Craig Thompson, WI DNR, presents on birds to residents of the West Fork Watershed Neighbors Council at the September 9, 2018 gathering.
Top Three Tips for Starting a Farmer-Led Watershed Council – from the University of Wisconsin-Madison Wisconsin Farmer-Led Waatrshed Council Project:
- Find 2-3 committed, conservation-minded farmers that will be in it for the long haul.
- Recruit a skilled organizer.
- Be patient — this is a process that takes a lot of time and commitment.
For an in-depth description of how to start a Farmer-Led Watershed Council, find the “Start-up Guide” at this link: Getting Started with Farmer-Led Watersheds. This guide was put together by the University of Wisconsin-Madison for their watershed council project.
June 2, 2018 Stream Day hosted by the Tainter Creek Farmer-led Watershed Council. Ben Wojahn, Vernon County Land & Water Conservationist, provided a rainfall simulator demonstration to show the run off under varying levels of ground cover. He is pictured here with several members of the Council.
Since 2016, Valley Stewardship Network has been facilitating and assisting in the development of local watershed councils.The focal point of our current efforts includes Tainter Creek (Kickapoo River), West Fork (Kickapoo River), South Fork (Bad Axe River), and upper Kickapoo River watersheds. The work in these watersheds is being spearheaded by Matt Emslie, and we are actively partnering with Vernon County Land and Water Conservation District (LWCD) on these projects.
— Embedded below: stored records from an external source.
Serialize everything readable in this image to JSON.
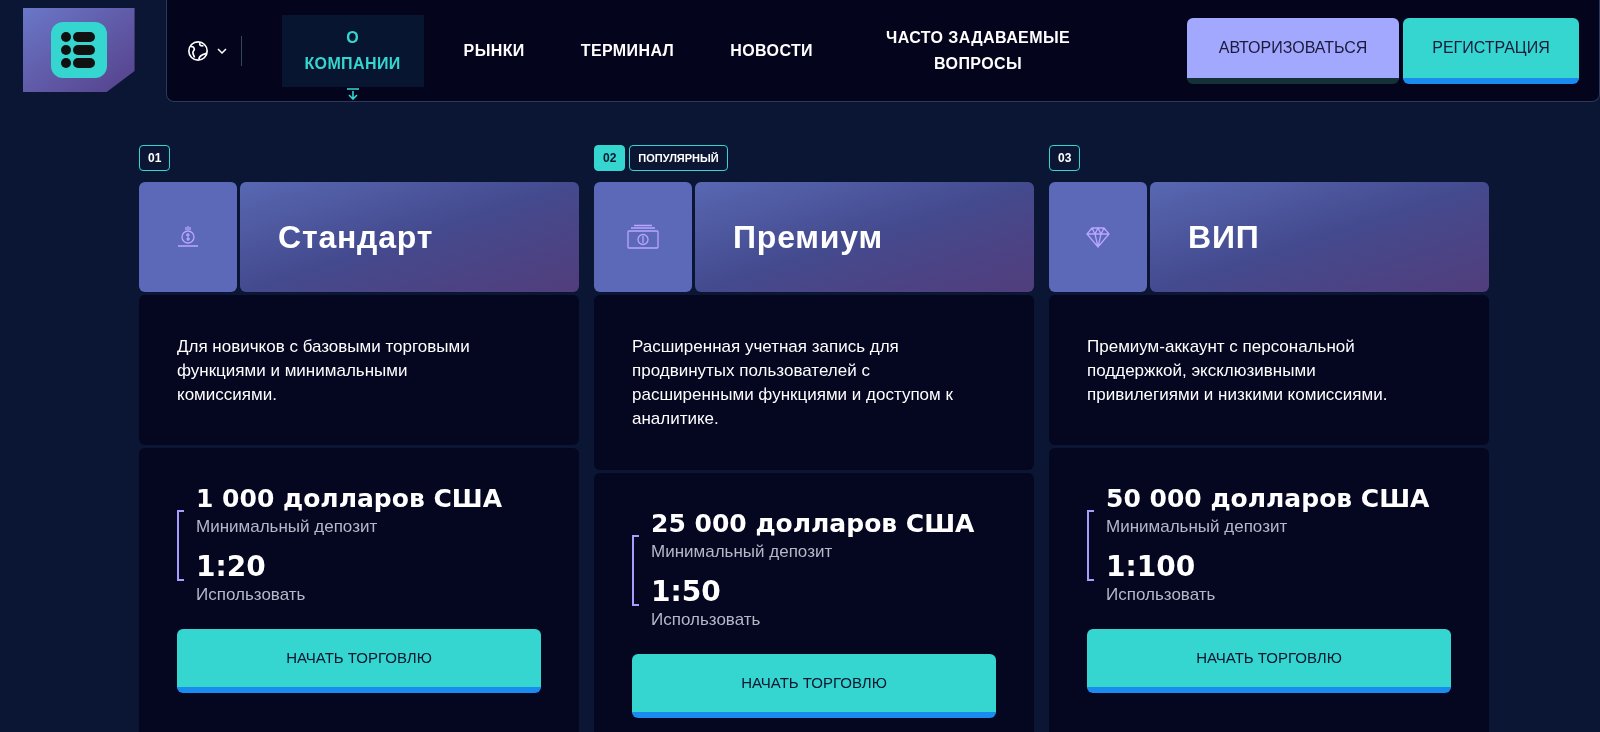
{
  "nav": {
    "items": [
      {
        "label": "О КОМПАНИИ",
        "selected": true
      },
      {
        "label": "РЫНКИ",
        "selected": false
      },
      {
        "label": "ТЕРМИНАЛ",
        "selected": false
      },
      {
        "label": "НОВОСТИ",
        "selected": false
      },
      {
        "label": "ЧАСТО ЗАДАВАЕМЫЕ ВОПРОСЫ",
        "selected": false
      }
    ],
    "login_button": "АВТОРИЗОВАТЬСЯ",
    "register_button": "РЕГИСТРАЦИЯ"
  },
  "plans": [
    {
      "number": "01",
      "selected": false,
      "kind": "coin",
      "title": "Стандарт",
      "description": "Для новичков с базовыми торговыми функциями и минимальными комиссиями.",
      "deposit": "1 000 долларов США",
      "deposit_label": "Минимальный депозит",
      "leverage": "1:20",
      "leverage_label": "Использовать",
      "button": "НАЧАТЬ ТОРГОВЛЮ"
    },
    {
      "number": "02",
      "selected": true,
      "badge": "ПОПУЛЯРНЫЙ",
      "kind": "banknote",
      "title": "Премиум",
      "description": "Расширенная учетная запись для продвинутых пользователей с расширенными функциями и доступом к аналитике.",
      "deposit": "25 000 долларов США",
      "deposit_label": "Минимальный депозит",
      "leverage": "1:50",
      "leverage_label": "Использовать",
      "button": "НАЧАТЬ ТОРГОВЛЮ"
    },
    {
      "number": "03",
      "selected": false,
      "kind": "diamond",
      "title": "ВИП",
      "description": "Премиум-аккаунт с персональной поддержкой, эксклюзивными привилегиями и низкими комиссиями.",
      "deposit": "50 000 долларов США",
      "deposit_label": "Минимальный депозит",
      "leverage": "1:100",
      "leverage_label": "Использовать",
      "button": "НАЧАТЬ ТОРГОВЛЮ"
    }
  ]
}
We first started conceptualizing the idea of local watershed councils in the summer of 2016. Encouraging and facilitating change on the landscape and on farms is as much of a social challenge as it is a technical challenge. For the most part, we have a pretty good understanding of the technical steps required to effect positive change in water quality. The part that is much more difficult is navigating the social conditions that affect adoption of Best Management Practices (BMPs). For this reason, we determined that we needed to work at the smallest geographic scale possible, where the social fabric and local relationships were identifiable and distinct. We determined that working at the HUC (Hydrologic Unit Code) 12-scale would be the most appropriate for the goals we had in mind.
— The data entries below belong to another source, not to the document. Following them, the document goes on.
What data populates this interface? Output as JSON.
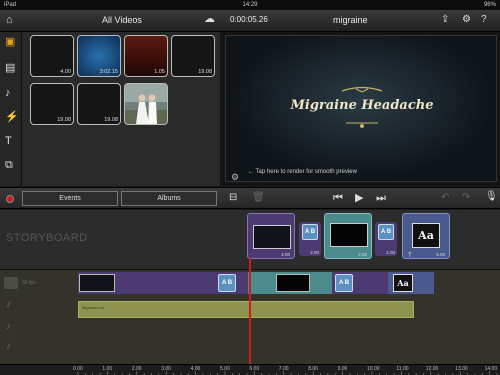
{
  "status": {
    "carrier": "iPad",
    "time": "14:29",
    "battery": "96%"
  },
  "header": {
    "browser_title": "All Videos",
    "timecode": "0:00:05.26",
    "project_title": "migraine"
  },
  "clips": [
    {
      "duration": "4.00"
    },
    {
      "duration": "3:02.15"
    },
    {
      "duration": "1.05"
    },
    {
      "duration": "19.08"
    },
    {
      "duration": "19.08"
    },
    {
      "duration": "19.08"
    },
    {
      "duration": ""
    }
  ],
  "preview": {
    "title": "Migraine Headache",
    "hint": "← Tap here to render for smooth preview"
  },
  "controls": {
    "events_tab": "Events",
    "albums_tab": "Albums"
  },
  "storyboard": {
    "label": "STORYBOARD",
    "items": [
      {
        "duration": "4.00"
      },
      {
        "duration": "2.00"
      },
      {
        "duration": "2.00"
      },
      {
        "duration": "2.00"
      },
      {
        "duration": "5.00"
      }
    ],
    "title_glyph": "Aa"
  },
  "timeline": {
    "track_label": "30 fps",
    "ab_label": "A B",
    "title_glyph": "Aa",
    "audio_clip_label": "Migraine.caf",
    "ruler": [
      "0.00",
      "1.00",
      "2.00",
      "3.00",
      "4.00",
      "5.00",
      "6.00",
      "7.00",
      "8.00",
      "9.00",
      "10.00",
      "11.00",
      "12.00",
      "13.00",
      "14.00"
    ]
  },
  "colors": {
    "accent": "#e6a21c",
    "playhead": "#d21a1a",
    "video_track": "#4c3a73",
    "audio_track": "#8e9450",
    "transition": "#5c90c0"
  }
}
But which HUC 12 watersheds would be the most appropriate to try to develop a model for watershed councils? Because we knew we were, at least regionally, potentially starting something new and trying to create a model, we wanted to set it up for success as much as possible. If this first attempt was successful then the hope was that other groups might come together either through our efforts or on their own because they could see that there were other functioning, existing groups. Probably the most crucial decision we made at the outset was determining that choosing a watershed that had the greatest potential for strong leadership among farmers rather than because it had the greatest water quality need was the most important factor in deciding which watershed to pour our initial efforts into. We asked for input from our local partners (National Resources Conservation Service [NRCS] and Vernon County LWCD) that had strong relationships with farmers in local watersheds to help us identify watersheds with strong farmer leaders. Their help was invaluable in this process. Without their assistance, we would have had a much more difficult and slow go of it in our initial efforts. Through our conversations they helped us to identify not only potential watersheds but also individual farmers that might be interested in this type of group or process.
Tainter Creek Farmer-Led Watershed Council brought Ray Archuleta, renowned soil health expert, to the region July 25 & 26, 2018. Approximately 160 area residents attended the event.
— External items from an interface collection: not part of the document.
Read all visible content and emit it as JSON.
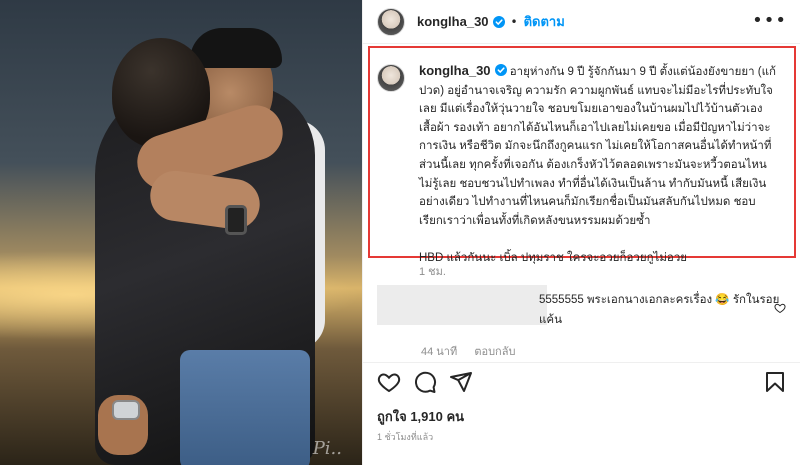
{
  "post": {
    "username": "konglha_30",
    "follow_label": "ติดตาม",
    "more_label": "•••",
    "dot": "•"
  },
  "caption": {
    "username": "konglha_30",
    "text": "อายุห่างกัน 9 ปี รู้จักกันมา 9 ปี ตั้งแต่น้องยังขายยา (แก้ปวด) อยู่อำนาจเจริญ ความรัก ความผูกพันธ์ แทบจะไม่มีอะไรที่ประทับใจเลย มีแต่เรื่องให้วุ่นวายใจ ชอบขโมยเอาของในบ้านผมไปไว้บ้านตัวเอง เสื้อผ้า รองเท้า อยากได้อันไหนก็เอาไปเลยไม่เคยขอ เมื่อมีปัญหาไม่ว่าจะการเงิน หรือชีวิต มักจะนึกถึงกูคนแรก ไม่เคยให้โอกาสคนอื่นได้ทำหน้าที่ส่วนนี้เลย ทุกครั้งที่เจอกัน ต้องเกร็งหัวไว้ตลอดเพราะมันจะหวี้วตอนไหนไม่รู้เลย ชอบชวนไปทำเพลง ทำที่อื่นได้เงินเป็นล้าน ทำกับมันหนี้ เสียเงินอย่างเดียว ไปทำงานที่ไหนคนก็มักเรียกชื่อเป็นมันสลับกันไปหมด ชอบเรียกเราว่าเพื่อนทั้งที่เกิดหลังขนหรรมผมด้วยซ้ำ",
    "text2": "HBD แล้วกันนะ เบิ้ล ปทุมราช ใครจะอวยก็อวยกูไม่อวย",
    "time": "1 ชม."
  },
  "comment": {
    "text": "5555555 พระเอกนางเอกละครเรื่อง 😂 รักในรอยแค้น",
    "time": "44 นาที",
    "reply_label": "ตอบกลับ"
  },
  "footer": {
    "likes": "ถูกใจ 1,910 คน",
    "time": "1 ชั่วโมงที่แล้ว"
  },
  "photo": {
    "signature": "Pi.."
  },
  "colors": {
    "accent": "#0095f6",
    "highlight": "#e53935",
    "verified": "#0095f6"
  },
  "icons": [
    "verified-badge-icon",
    "more-icon",
    "heart-icon",
    "comment-icon",
    "share-icon",
    "bookmark-icon"
  ]
}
In 2017, the first steps were taken to form a “Watershed Neighbors Group” to identify common conservation concerns and interests. We started by inviting folks with running water that drains into the West Fork between Bloomingdale and Liberty to a potluck gathering. Attendees voted on the top three conservation topics to focus on: flooding/erosion control, forest management, and bird/non-game habitat.
In 2018, the West Fork Watershed Neighbors Council held three committee meetings and one large potluck and beer gathering with guest speakers. Over 600 landowners, those whose properties drain into the West Fork between Bloomingdale and Liberty, were invited to participate, and were surveyed for their interests in conservation topics.
Over 65 people responded to the survey. 22 of them requested and received property site visits from professionals to advise them on their greatest concerns. Over 75 folks came to the September gathering and heard two professional presentations, one on birds and one on invasive plants. It was a great time to socialize, meet new neighbors, share food, and drink some good beer.
West Fork Neighbors Watershed Council meeting participants ready themselves to see conservation work at Nature Nooks Retreat.